* Work instruction
Except for the pictures, write out all the records that follow exactly.

* Records to process
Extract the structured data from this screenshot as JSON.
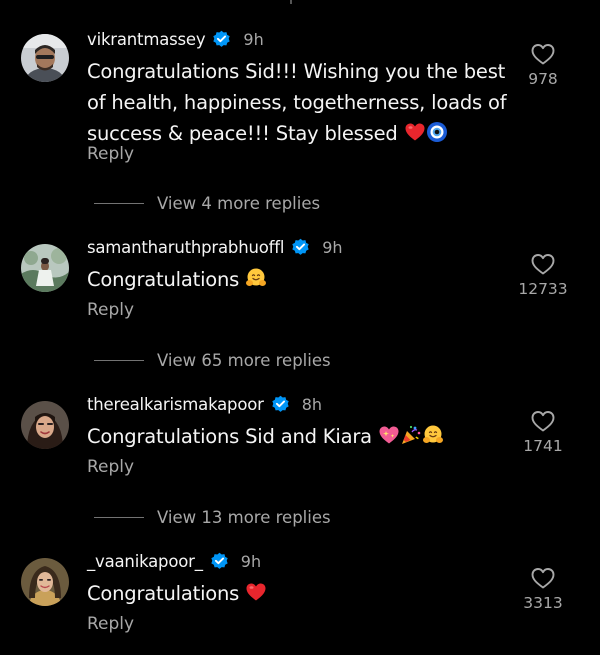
{
  "colors": {
    "background": "#000000",
    "primary_text": "#f5f5f5",
    "secondary_text": "#a8a8a8",
    "verified_blue": "#0095f6",
    "heart_red": "#ff3040"
  },
  "comments": [
    {
      "username": "vikrantmassey",
      "verified": true,
      "time": "9h",
      "text_lines": [
        "Congratulations Sid!!! Wishing you the best",
        "of health, happiness, togetherness, loads of",
        "success & peace!!! Stay blessed"
      ],
      "emojis": [
        "red-heart-emoji",
        "nazar-amulet-emoji"
      ],
      "reply_label": "Reply",
      "likes": "978",
      "view_replies": "View 4 more replies"
    },
    {
      "username": "samantharuthprabhuoffl",
      "verified": true,
      "time": "9h",
      "text_lines": [
        "Congratulations"
      ],
      "emojis": [
        "hugging-face-emoji"
      ],
      "reply_label": "Reply",
      "likes": "12733",
      "view_replies": "View 65 more replies"
    },
    {
      "username": "therealkarismakapoor",
      "verified": true,
      "time": "8h",
      "text_lines": [
        "Congratulations Sid and Kiara"
      ],
      "emojis": [
        "sparkling-heart-emoji",
        "party-popper-emoji",
        "hugging-face-emoji"
      ],
      "reply_label": "Reply",
      "likes": "1741",
      "view_replies": "View 13 more replies"
    },
    {
      "username": "_vaanikapoor_",
      "verified": true,
      "time": "9h",
      "text_lines": [
        "Congratulations"
      ],
      "emojis": [
        "red-heart-emoji"
      ],
      "reply_label": "Reply",
      "likes": "3313"
    }
  ]
}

* Written solution
Extract the structured data from this screenshot as JSON.
{
  "colors": {
    "background": "#000000",
    "primary_text": "#f5f5f5",
    "secondary_text": "#a8a8a8",
    "verified_blue": "#0095f6",
    "heart_red": "#ff3040"
  },
  "comments": [
    {
      "username": "vikrantmassey",
      "verified": true,
      "time": "9h",
      "text_lines": [
        "Congratulations Sid!!! Wishing you the best",
        "of health, happiness, togetherness, loads of",
        "success & peace!!! Stay blessed"
      ],
      "emojis": [
        "red-heart-emoji",
        "nazar-amulet-emoji"
      ],
      "reply_label": "Reply",
      "likes": "978",
      "view_replies": "View 4 more replies"
    },
    {
      "username": "samantharuthprabhuoffl",
      "verified": true,
      "time": "9h",
      "text_lines": [
        "Congratulations"
      ],
      "emojis": [
        "hugging-face-emoji"
      ],
      "reply_label": "Reply",
      "likes": "12733",
      "view_replies": "View 65 more replies"
    },
    {
      "username": "therealkarismakapoor",
      "verified": true,
      "time": "8h",
      "text_lines": [
        "Congratulations Sid and Kiara"
      ],
      "emojis": [
        "sparkling-heart-emoji",
        "party-popper-emoji",
        "hugging-face-emoji"
      ],
      "reply_label": "Reply",
      "likes": "1741",
      "view_replies": "View 13 more replies"
    },
    {
      "username": "_vaanikapoor_",
      "verified": true,
      "time": "9h",
      "text_lines": [
        "Congratulations"
      ],
      "emojis": [
        "red-heart-emoji"
      ],
      "reply_label": "Reply",
      "likes": "3313"
    }
  ]
}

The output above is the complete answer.